"So in my uncertainty, I went to graduate school, and there it all happened." - Ted Nelson, author
Take a practice test to determine how much you know and how much you should improve before taking the actual test. That way, you can establish a baseline.
Finally, many test-takers give themselves enough time to retake the test if they are not satisfied with the initial score.
Keep in mind that you can only take the GRE every 21 days. If you are planning to retake it, make sure you don’t register for the test date too close to your application deadlines.
On average, students should schedule their GRE date to cover 2-3 months of study, plus a month for every potential retake opportunity they intend to build in.
Is Taking the GRE Expensive?
The cost of the GRE General Test is $205 for all test-takers, except those who live in China and India. GRE Subject Tests are $150 across the world.
If you need to cancel, reschedule, change a test center, or change a test, you will pay additional fees.
Additionally, remember that you will get four free score reports.
If you need five or more, you will pay for each additional report. Reviewing or reinstating your scores also carries additional fees.
ETS provides some study material and sample tests for free on its website.
However, there are other study materials available for purchase.
You can buy study guides, practice tests, and similar materials that will help you ace the exam or purchase a GRE prep course from one of the reputable test prep firms.

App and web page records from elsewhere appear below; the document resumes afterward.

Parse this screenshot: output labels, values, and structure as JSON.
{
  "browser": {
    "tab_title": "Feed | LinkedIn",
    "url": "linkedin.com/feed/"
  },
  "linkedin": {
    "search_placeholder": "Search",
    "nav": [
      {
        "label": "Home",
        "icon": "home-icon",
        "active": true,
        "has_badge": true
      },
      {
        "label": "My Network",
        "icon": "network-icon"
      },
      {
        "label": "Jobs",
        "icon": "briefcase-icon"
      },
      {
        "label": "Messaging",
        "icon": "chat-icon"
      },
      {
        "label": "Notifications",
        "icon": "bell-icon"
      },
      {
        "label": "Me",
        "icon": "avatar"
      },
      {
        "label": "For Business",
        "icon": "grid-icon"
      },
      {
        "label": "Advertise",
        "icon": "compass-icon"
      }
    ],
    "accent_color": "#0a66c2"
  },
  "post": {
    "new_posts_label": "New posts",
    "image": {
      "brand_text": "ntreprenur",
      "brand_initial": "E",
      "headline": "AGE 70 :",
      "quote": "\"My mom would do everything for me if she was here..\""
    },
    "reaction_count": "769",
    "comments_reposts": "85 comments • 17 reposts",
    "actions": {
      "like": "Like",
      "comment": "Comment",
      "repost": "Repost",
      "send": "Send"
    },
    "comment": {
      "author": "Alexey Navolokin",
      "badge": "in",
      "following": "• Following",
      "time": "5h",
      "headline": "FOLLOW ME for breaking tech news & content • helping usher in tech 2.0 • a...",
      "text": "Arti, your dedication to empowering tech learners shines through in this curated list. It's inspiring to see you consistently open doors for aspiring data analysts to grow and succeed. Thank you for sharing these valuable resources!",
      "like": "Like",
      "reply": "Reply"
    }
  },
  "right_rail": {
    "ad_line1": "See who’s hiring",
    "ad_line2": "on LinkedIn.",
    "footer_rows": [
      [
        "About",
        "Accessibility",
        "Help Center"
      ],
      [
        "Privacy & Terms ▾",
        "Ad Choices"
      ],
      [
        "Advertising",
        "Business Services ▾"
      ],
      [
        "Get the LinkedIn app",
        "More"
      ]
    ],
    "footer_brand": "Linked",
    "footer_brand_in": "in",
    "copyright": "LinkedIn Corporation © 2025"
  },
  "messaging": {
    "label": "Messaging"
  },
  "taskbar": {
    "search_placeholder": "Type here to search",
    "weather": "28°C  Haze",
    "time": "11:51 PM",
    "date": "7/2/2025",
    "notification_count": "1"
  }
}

Keep in mind that all these additional costs can add up and make the GRE more expensive than you initially thought.
Who Needs to Take the GRE?
The Graduate Record Examination is most often required for students applying to master's programs, MBA programs, or law programs leading to a JD.
For the latter two, make sure you carefully read the admissions requirements of your particular school.
Some business programs require the Graduate Management Admission Test (GMAT) instead of the GRE, and a law school may want the LSAT in place of GRE tests.
However, thousands of law schools, graduate, and business schools accept GRE scores.
Remember, registering for the correct test is the responsibility of the applicant.
The results from the GRE provide schools with a common way to compare applicants who may have diverse qualifications, recommendations, and undergraduate transcripts.
Is the GRE Test Hard?
The GRE is considered more difficult than the SAT or ACT standardized tests. This is due to several factors.
First, the writing prompts on the test require you to write a substantial essay in response within 30 minutes. And you must do this two times in a row.
Next, the verbal and math sections are timed and relatively short. If you run into a stumper of a question, you do not have much time to work on it.
Spending too much time on one question may negatively affect your ability to complete the section.
The wording of the questions is challenging and meant to require the test-taker to use critical thinking before answering.
Finally, the college-level vocabulary is advanced in the verbal reasoning section and throughout the entire test.
Even the essay prompts will use sophisticated language.
The Graduate Record Examination: Final Thoughts
The GRE standardized exam will play a prominent role in determining your success in the graduate school admissions process.
It's a challenging test that requires you to think on your feet, and it can be confusing.
There are many different types of questions, and some words are difficult to understand if you're not familiar with them.
Understanding the test and its structure will allow GRE test-takers to do their GRE prep better and feel more confident when the test day comes.
And, of course, diligent study and critical thinking will yield the best chance to be successful and get a high GRE score.